Chris Brophy and Michelle Hazeloh had faced 131 charges under the Wildlife Act.
The former hunting guide and his common-law partner faced a number of charges including hunting with prohibited firearms, hunting without licenses, hunting on a domestic game farm, and illegally abandoning animal carcasses – by taking the heads, and leaving the rest of the animal behind.
“On the recreational side, this is probably one of the highest,” Fish and Wildlife officer Quentin Isley said. “In Alberta’s history anyways.”
Officials said the investigation began after tips were passed on to the ‘Report a Poacher’ program.
The couple was charged following an extensive investigation, which involved the use of bait deer, DNA, and GPS trackers on the couple’s vehicles.
“We had forensics, we had assistance from the Edmonton city police, the RCMP,” Isley said.
“It was a significant amount of effort from the Fish and Wildlife Enforcement Branch.”
On Tuesday in a Stony Plain courtroom, the pair entered 21 guilty pleas, and the 110 additional charges against them were dropped.
The couple has been ordered to pay a total of $100,000 in fines.
Along with the fines, the couple has been ordered to give up their Hummer – and have been banned from hunting for 25 years.

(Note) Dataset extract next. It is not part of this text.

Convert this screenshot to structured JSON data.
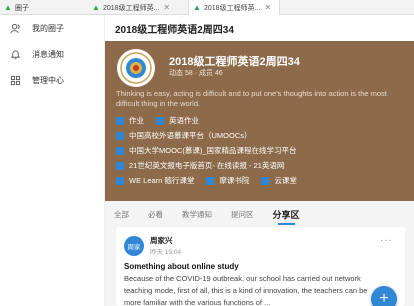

The Crown Prosecutor also argued the couple’s vehicle should have a GPS tracker on it for the next five to ten years, however, the judge ruled against it, and said he didn’t believe either of them would offend again.
However, the judge warned the couple, and said: “If they do come back, they’ll likely face jail time.”
It’s hoped this case will prompt more tips from hunters and the public, to help catch more poachers in the act.
“It’s vital that the general public understand the difference between a hunter and a poacher,” Todd Zimmerling with the Alberta Conservation Association said.
With files from Bill Fortier